While the Commission on Population and Development (POPCOM) is projecting a spike in unplanned pregnancies amid the COVID-19 pandemic, Senator Win Gatchalian is warning that a spike in teenage pregnancies could be part of this population surge, citing similar trends in the Philippines and other countries when emergencies and natural calamities occur.


VALENZUELA CITY, Philippines – A barangay population manager cradles a baby in a local lying-in clinic and health station, 25 May 2013 file. Senator Win Gatchalian said local government units should ramp up efforts to raise awareness on teenage pregnancy through public health and population management programs to avoid a spike in unplanned pregnancies amid the COVID-19 pandemic. Photo by Mark Cayabyab/OS WIN GATCHALIAN

Gatchalian recalled the aftermath of Typhoon Yolanda and the results of a study by the Department of Science and Technology-National Research Council of the Philippines (DOST-NRCP), which showed that 23.5 percent of teenage girls in Eastern Visayas got pregnant, while 14.8 percent got pregnant and had another child the following year. The senator also shared the example of Sierra Leone during the Ebola outbreak, where adolescent pregnancy increased by up to 65 percent in affected communities.

According to Gatchalian, this should prompt local government units (LGUs) to ramp up their efforts to raise awareness on teenage pregnancy through public health and population management programs. He emphasized that getting pregnant would force these teenage girls out of school and deprive them of opportunities to make a decent livelihood.

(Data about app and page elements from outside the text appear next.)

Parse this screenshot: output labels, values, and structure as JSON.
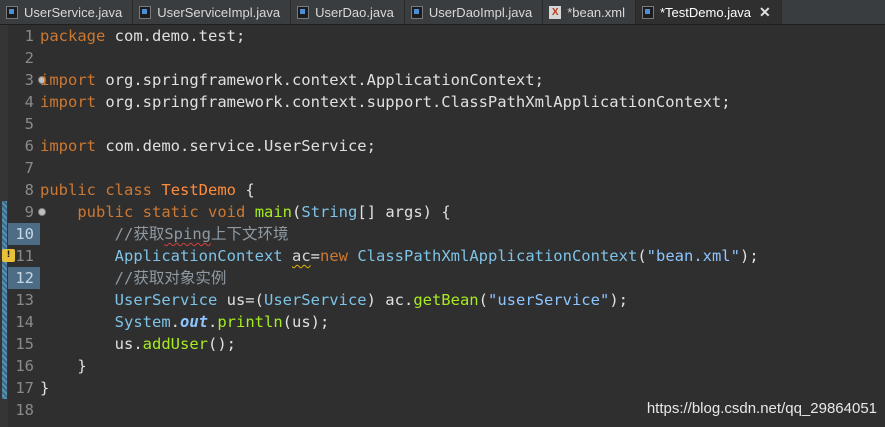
{
  "tabs": [
    {
      "label": "UserService.java",
      "active": false,
      "icon": "java-file-icon"
    },
    {
      "label": "UserServiceImpl.java",
      "active": false,
      "icon": "java-file-icon"
    },
    {
      "label": "UserDao.java",
      "active": false,
      "icon": "java-file-icon"
    },
    {
      "label": "UserDaoImpl.java",
      "active": false,
      "icon": "java-file-icon"
    },
    {
      "label": "*bean.xml",
      "active": false,
      "icon": "xml-file-icon"
    },
    {
      "label": "*TestDemo.java",
      "active": true,
      "icon": "java-file-icon",
      "close": "✕"
    }
  ],
  "line_numbers": [
    "1",
    "2",
    "3",
    "4",
    "5",
    "6",
    "7",
    "8",
    "9",
    "10",
    "11",
    "12",
    "13",
    "14",
    "15",
    "16",
    "17",
    "18"
  ],
  "code": {
    "l1": {
      "kw": "package",
      "rest": " com.demo.test;"
    },
    "l3": {
      "kw": "import",
      "rest": " org.springframework.context.ApplicationContext;"
    },
    "l4": {
      "kw": "import",
      "rest": " org.springframework.context.support.ClassPathXmlApplicationContext;"
    },
    "l6": {
      "kw": "import",
      "rest": " com.demo.service.UserService;"
    },
    "l8": {
      "kw1": "public",
      "kw2": "class",
      "cls": "TestDemo",
      "rest": " {"
    },
    "l9": {
      "kw1": "public",
      "kw2": "static",
      "kw3": "void",
      "fn": "main",
      "p1": "(",
      "ty": "String",
      "p2": "[] args) {"
    },
    "l10": {
      "pre": "//获取",
      "sq": "Sping",
      "post": "上下文环境"
    },
    "l11": {
      "ty1": "ApplicationContext",
      "sp": " ",
      "var": "ac",
      "eq": "=",
      "kw": "new",
      "ty2": "ClassPathXmlApplicationContext",
      "p1": "(",
      "str": "\"bean.xml\"",
      "p2": ");"
    },
    "l12": {
      "cm": "//获取对象实例"
    },
    "l13": {
      "ty1": "UserService",
      "v1": " us=(",
      "ty2": "UserService",
      "v2": ") ac.",
      "fn": "getBean",
      "p1": "(",
      "str": "\"userService\"",
      "p2": ");"
    },
    "l14": {
      "ty": "System",
      "dot": ".",
      "st": "out",
      "dot2": ".",
      "fn": "println",
      "p": "(us);"
    },
    "l15": {
      "v": "us.",
      "fn": "addUser",
      "p": "();"
    },
    "l16": {
      "t": "}"
    },
    "l17": {
      "t": "}"
    }
  },
  "watermark": "https://blog.csdn.net/qq_29864051",
  "colors": {
    "keyword": "#cc7832",
    "type": "#7ec3e6",
    "class": "#ff8c3a",
    "method": "#a7ec21",
    "string": "#8ec5ff",
    "comment": "#8f9aa3"
  }
}
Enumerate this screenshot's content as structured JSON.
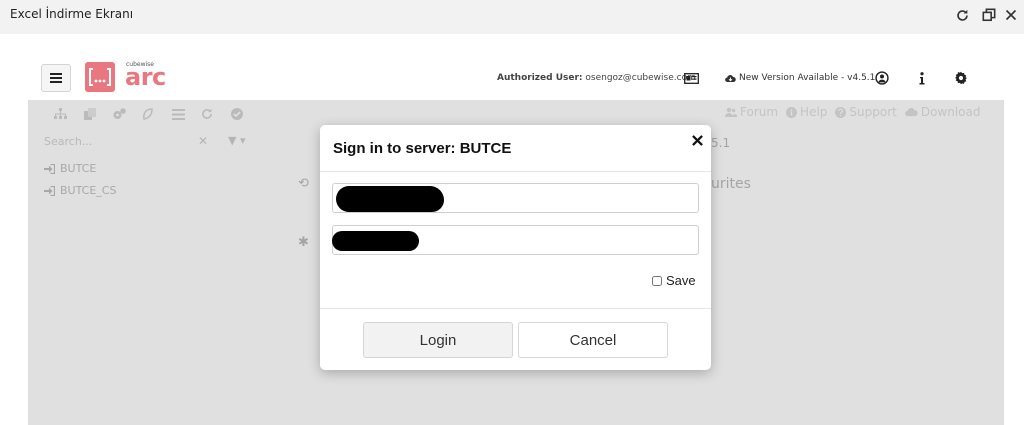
{
  "window": {
    "title": "Excel İndirme Ekranı"
  },
  "header": {
    "logo_small": "cubewise",
    "logo_text": "arc",
    "auth_label": "Authorized User:",
    "auth_user": "osengoz@cubewise.com",
    "new_version": "New Version Available - v4.5.1"
  },
  "background": {
    "search_placeholder": "Search...",
    "servers": [
      "BUTCE",
      "BUTCE_CS"
    ],
    "links": {
      "forum": "Forum",
      "help": "Help",
      "support": "Support",
      "download": "Download"
    },
    "version_fragment": "5.1",
    "favourites_fragment": "urites"
  },
  "modal": {
    "title": "Sign in to server: BUTCE",
    "save_label": "Save",
    "login_label": "Login",
    "cancel_label": "Cancel"
  },
  "colors": {
    "brand": "#e8777f",
    "overlay": "#e0e0e0"
  }
}
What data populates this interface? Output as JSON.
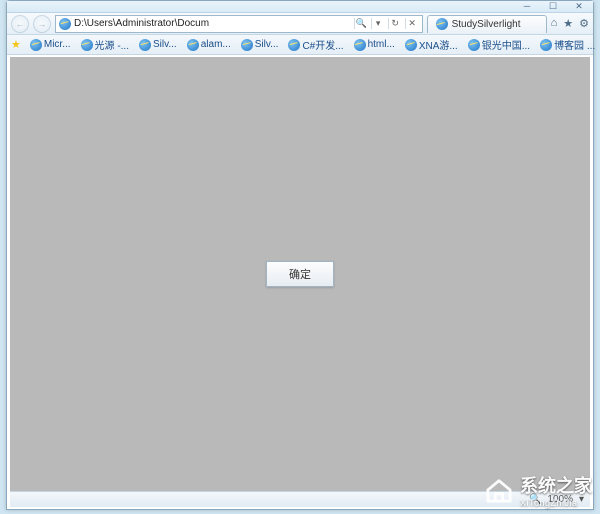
{
  "window": {
    "minimize": "─",
    "maximize": "☐",
    "close": "✕"
  },
  "nav": {
    "back": "←",
    "forward": "→",
    "address": "D:\\Users\\Administrator\\Docum",
    "search_glyph": "🔍",
    "dropdown_glyph": "▾",
    "refresh_glyph": "↻",
    "stop_glyph": "✕"
  },
  "tab": {
    "title": "StudySilverlight"
  },
  "top_icons": {
    "home": "⌂",
    "favorites": "★",
    "tools": "⚙"
  },
  "bookmarks": [
    {
      "label": "Micr..."
    },
    {
      "label": "光源 -..."
    },
    {
      "label": "Silv..."
    },
    {
      "label": "alam..."
    },
    {
      "label": "Silv..."
    },
    {
      "label": "C#开发..."
    },
    {
      "label": "html..."
    },
    {
      "label": "XNA游..."
    },
    {
      "label": "银光中国..."
    },
    {
      "label": "博客园 ..."
    }
  ],
  "bookmark_more": "»",
  "dialog": {
    "ok": "确定"
  },
  "status": {
    "zoom_glyph": "🔍",
    "zoom": "100%",
    "zoom_drop": "▾"
  },
  "watermark": {
    "title": "系统之家",
    "sub": "XiTongZhiJia"
  }
}
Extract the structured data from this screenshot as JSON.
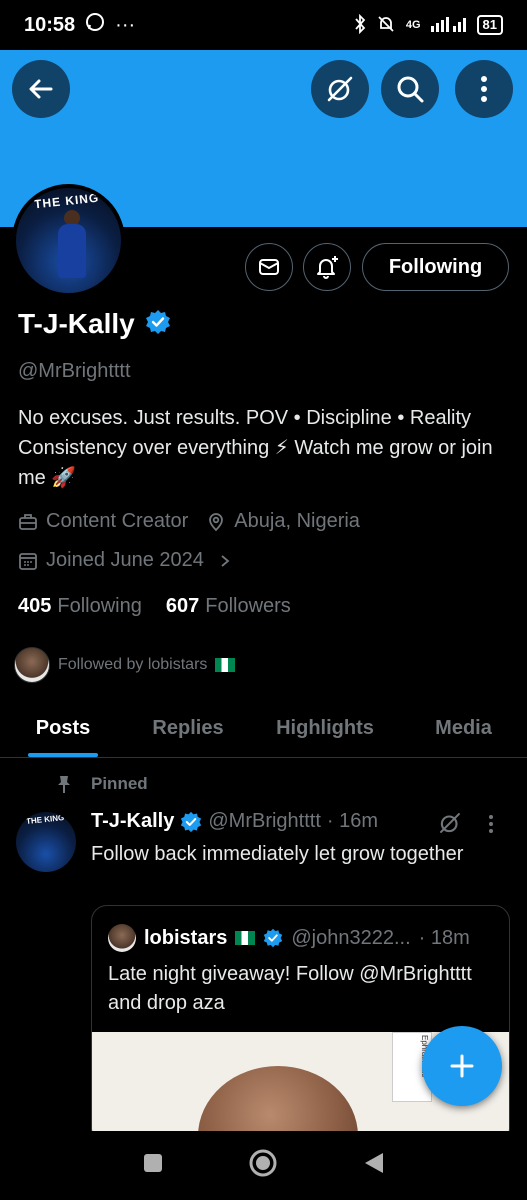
{
  "status_bar": {
    "time": "10:58",
    "network": "4G",
    "battery": "81"
  },
  "profile": {
    "display_name": "T-J-Kally",
    "handle": "@MrBrightttt",
    "bio": "No excuses. Just results.   POV • Discipline • Reality   Consistency over everything ⚡   Watch me grow or join me 🚀",
    "profession": "Content Creator",
    "location": "Abuja, Nigeria",
    "joined": "Joined June 2024",
    "following_count": "405",
    "following_label": "Following",
    "followers_count": "607",
    "followers_label": "Followers",
    "followed_by": "Followed by lobistars",
    "follow_button": "Following",
    "avatar_banner_text": "THE KING"
  },
  "tabs": [
    {
      "label": "Posts",
      "active": true
    },
    {
      "label": "Replies",
      "active": false
    },
    {
      "label": "Highlights",
      "active": false
    },
    {
      "label": "Media",
      "active": false
    }
  ],
  "post": {
    "pinned_label": "Pinned",
    "author_name": "T-J-Kally",
    "author_handle": "@MrBrightttt",
    "time": "· 16m",
    "text": "Follow back immediately let grow together",
    "quote": {
      "author_name": "lobistars",
      "author_handle": "@john3222...",
      "time": "· 18m",
      "text": "Late night giveaway! Follow @MrBrightttt and drop aza",
      "sticker_text": "Ephraimatic"
    }
  },
  "colors": {
    "accent": "#1d9bf0",
    "background": "#000000",
    "muted": "#71767b",
    "verified": "#1d9bf0"
  }
}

The lawmaker also cited the urgency of enhancing comprehensive sexuality education (CSE) for learners to counter this spike in adolescent pregnancies. The factors of teenage pregnancy include lack of access to school, information, and sexual and reproductive health care, according to the United Nations Population Fund (UNFPA).

Before the COVID-19 pandemic hit the country, experts already considered teenage pregnancy in the Philippines a “national emergency.” While the number of births from the 15-19 age group declined from 182,906 in 2017 to 181,717 in 2018, the number of births in the 10-14 age group increased. Between 2011 and 2018, live births in this age group rose from 1,381 to 2,250, or a spike of 63 percent.

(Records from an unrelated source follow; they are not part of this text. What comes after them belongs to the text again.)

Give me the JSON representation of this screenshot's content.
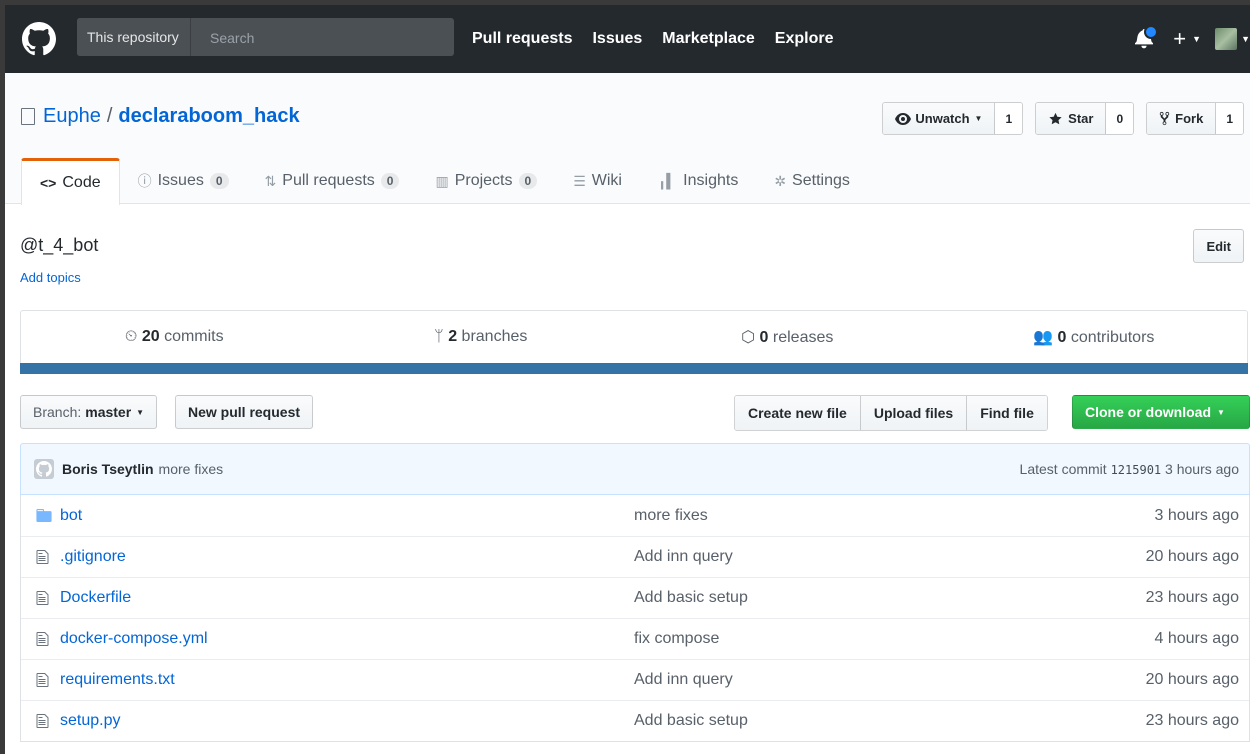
{
  "header": {
    "search_scope": "This repository",
    "search_placeholder": "Search",
    "nav": [
      "Pull requests",
      "Issues",
      "Marketplace",
      "Explore"
    ],
    "plus": "+"
  },
  "repo": {
    "owner": "Euphe",
    "separator": "/",
    "name": "declaraboom_hack",
    "watch_label": "Unwatch",
    "watch_count": "1",
    "star_label": "Star",
    "star_count": "0",
    "fork_label": "Fork",
    "fork_count": "1"
  },
  "tabs": [
    {
      "label": "Code",
      "icon": "code-icon",
      "counter": null
    },
    {
      "label": "Issues",
      "icon": "issue-icon",
      "counter": "0"
    },
    {
      "label": "Pull requests",
      "icon": "pr-icon",
      "counter": "0"
    },
    {
      "label": "Projects",
      "icon": "project-icon",
      "counter": "0"
    },
    {
      "label": "Wiki",
      "icon": "book-icon",
      "counter": null
    },
    {
      "label": "Insights",
      "icon": "graph-icon",
      "counter": null
    },
    {
      "label": "Settings",
      "icon": "gear-icon",
      "counter": null
    }
  ],
  "description": {
    "text": "@t_4_bot",
    "add_topics": "Add topics",
    "edit": "Edit"
  },
  "summary": {
    "commits_count": "20",
    "commits_label": "commits",
    "branches_count": "2",
    "branches_label": "branches",
    "releases_count": "0",
    "releases_label": "releases",
    "contributors_count": "0",
    "contributors_label": "contributors",
    "language_color": "#3572a5"
  },
  "file_nav": {
    "branch_prefix": "Branch:",
    "branch_name": "master",
    "new_pr": "New pull request",
    "create_file": "Create new file",
    "upload_files": "Upload files",
    "find_file": "Find file",
    "clone": "Clone or download"
  },
  "latest_commit": {
    "author": "Boris Tseytlin",
    "message": "more fixes",
    "label": "Latest commit",
    "sha": "1215901",
    "age": "3 hours ago"
  },
  "files": [
    {
      "name": "bot",
      "type": "dir",
      "message": "more fixes",
      "age": "3 hours ago"
    },
    {
      "name": ".gitignore",
      "type": "file",
      "message": "Add inn query",
      "age": "20 hours ago"
    },
    {
      "name": "Dockerfile",
      "type": "file",
      "message": "Add basic setup",
      "age": "23 hours ago"
    },
    {
      "name": "docker-compose.yml",
      "type": "file",
      "message": "fix compose",
      "age": "4 hours ago"
    },
    {
      "name": "requirements.txt",
      "type": "file",
      "message": "Add inn query",
      "age": "20 hours ago"
    },
    {
      "name": "setup.py",
      "type": "file",
      "message": "Add basic setup",
      "age": "23 hours ago"
    }
  ]
}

“Matagal nang hamon sa ating pigilan ang pagdami ng kaso ng maagang pagbubuntis ngunit dahil sa COVID-19, nanganganib na mas dumami pa ang mga kabataang kababaihan na maging batang ina at huminto sa pag-aaral,” said Gatchalian, Chairman of the Senate Committee on Basic Education, Arts and Culture.

According to the National Demographic and Health Survey (NDHS) 2017, adverse pregnancy outcomes are more likely to occur among teenage mothers, while their children are at greater risk of sickness and even death. The NDHS 2017 also reported that teenage mothers are prone to abuse, with 26.4 of married women aged 15-19 reported experiencing physical, sexual, and emotional violence.

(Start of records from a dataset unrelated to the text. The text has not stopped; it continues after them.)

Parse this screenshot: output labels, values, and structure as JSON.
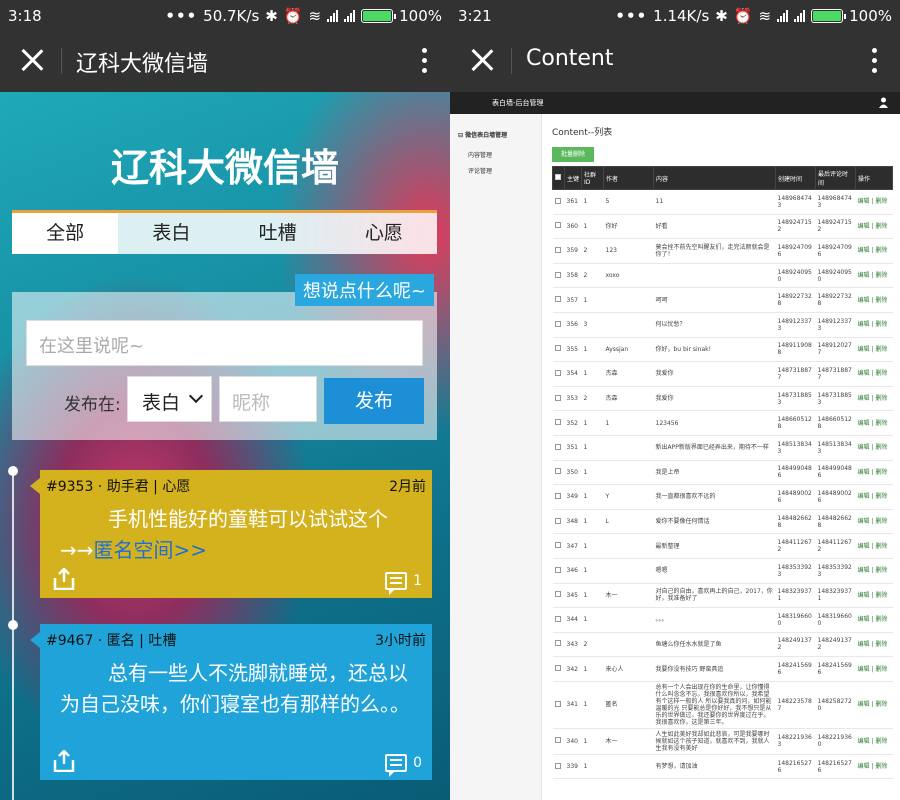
{
  "left": {
    "status": {
      "time": "3:18",
      "speed": "50.7K/s",
      "battery": "100%"
    },
    "titlebar": {
      "title": "辽科大微信墙"
    },
    "wall": {
      "title": "辽科大微信墙",
      "tabs": [
        "全部",
        "表白",
        "吐槽",
        "心愿"
      ],
      "say_badge": "想说点什么呢~",
      "textarea_placeholder": "在这里说呢~",
      "publish_to_label": "发布在:",
      "category_selected": "表白",
      "nickname_placeholder": "昵称",
      "publish_button": "发布"
    },
    "posts": [
      {
        "meta": "#9353 · 助手君 | 心愿",
        "time": "2月前",
        "text": "手机性能好的童鞋可以试试这个→→",
        "link": "匿名空间>>",
        "comments": "1"
      },
      {
        "meta": "#9467 · 匿名 | 吐槽",
        "time": "3小时前",
        "text": "总有一些人不洗脚就睡觉，还总以为自己没味，你们寝室也有那样的么。。",
        "comments": "0"
      }
    ],
    "colors": {
      "post1": "#d4b21e",
      "post2": "#1fa3d8",
      "tab_accent": "#e9a23b",
      "publish": "#1d8fd6"
    }
  },
  "right": {
    "status": {
      "time": "3:21",
      "speed": "1.14K/s",
      "battery": "100%"
    },
    "titlebar": {
      "title": "Content"
    },
    "admin": {
      "brand": "表白墙-后台管理",
      "sidebar": {
        "group": "微信表白墙管理",
        "items": [
          "内容管理",
          "评论管理"
        ]
      },
      "heading": "Content--列表",
      "batch_delete": "批量删除",
      "columns": [
        "主键",
        "社群ID",
        "作者",
        "内容",
        "创建时间",
        "最后评论时间",
        "操作"
      ],
      "rows": [
        [
          "361",
          "1",
          "5",
          "11",
          "1489684743",
          "1489684743",
          "编辑 | 删除"
        ],
        [
          "360",
          "1",
          "你好",
          "好看",
          "1489247152",
          "1489247152",
          "编辑 | 删除"
        ],
        [
          "359",
          "2",
          "123",
          "莫会挫不前先空叫醒友们，走完法颜就会是你了！",
          "1489247096",
          "1489247096",
          "编辑 | 删除"
        ],
        [
          "358",
          "2",
          "xoxo",
          "",
          "1489240950",
          "1489240950",
          "编辑 | 删除"
        ],
        [
          "357",
          "1",
          "",
          "呵呵",
          "1489227328",
          "1489227328",
          "编辑 | 删除"
        ],
        [
          "356",
          "3",
          "",
          "何以忧愁？",
          "1489123373",
          "1489123373",
          "编辑 | 删除"
        ],
        [
          "355",
          "1",
          "Ayssjan",
          "你好，bu bir sinak!",
          "1489119088",
          "1489120277",
          "编辑 | 删除"
        ],
        [
          "354",
          "1",
          "杰森",
          "我爱你",
          "1487318877",
          "1487318877",
          "编辑 | 删除"
        ],
        [
          "353",
          "2",
          "杰森",
          "我爱你",
          "1487318853",
          "1487318853",
          "编辑 | 删除"
        ],
        [
          "352",
          "1",
          "1",
          "123456",
          "1486605128",
          "1486605128",
          "编辑 | 删除"
        ],
        [
          "351",
          "1",
          "",
          "新出APP新版界面已经弄出来，期待不一样",
          "1485138343",
          "1485138343",
          "编辑 | 删除"
        ],
        [
          "350",
          "1",
          "",
          "我是上帝",
          "1484990486",
          "1484990486",
          "编辑 | 删除"
        ],
        [
          "349",
          "1",
          "Y",
          "我一直都很喜欢不远的",
          "1484890026",
          "1484890026",
          "编辑 | 删除"
        ],
        [
          "348",
          "1",
          "L",
          "爱你不要像任何情话",
          "1484826628",
          "1484826628",
          "编辑 | 删除"
        ],
        [
          "347",
          "1",
          "",
          "最新整理",
          "1484112672",
          "1484112672",
          "编辑 | 删除"
        ],
        [
          "346",
          "1",
          "",
          "嗯嗯",
          "1483533923",
          "1483533923",
          "编辑 | 删除"
        ],
        [
          "345",
          "1",
          "木一",
          "对自己的自由，喜欢再上的自己，2017，你好，我准备好了",
          "1483239371",
          "1483239371",
          "编辑 | 删除"
        ],
        [
          "344",
          "1",
          "",
          "。。。",
          "1483196600",
          "1483196600",
          "编辑 | 删除"
        ],
        [
          "343",
          "2",
          "",
          "鱼塘么你任水水就是了鱼",
          "1482491372",
          "1482491372",
          "编辑 | 删除"
        ],
        [
          "342",
          "1",
          "来心人",
          "我要你没有技巧 野蛮具追",
          "1482415696",
          "1482415696",
          "编辑 | 删除"
        ],
        [
          "341",
          "1",
          "匿名",
          "总有一个人会出现在你的生命里，让你懂得什么叫念念不忘，我很喜欢你所以，我希望有个这样一般的人 所以要我真的问，如何能温暖的光 只要能总是你好好，我不想只是从乐的世界做过，我还要你的世界度过在乎。我很喜欢你，这是第三年。",
          "1482235787",
          "1482582720",
          "编辑 | 删除"
        ],
        [
          "340",
          "1",
          "木一",
          "人生如此美好我却如此悲哀，可是我要哪时候就如这个孩子知道，就喜欢不到，我就人生我有没有美好",
          "1482219363",
          "1482219360",
          "编辑 | 删除"
        ],
        [
          "339",
          "1",
          "",
          "有梦想，请加油",
          "1482165276",
          "1482165276",
          "编辑 | 删除"
        ]
      ]
    }
  }
}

“Ngayon natin dapat mas patatagin ang mga programa laban sa maagang pagbubuntis upang hindi mapagkaitan ang ating mga kabataan ng magandang kinabukasan,” Gatchalian added.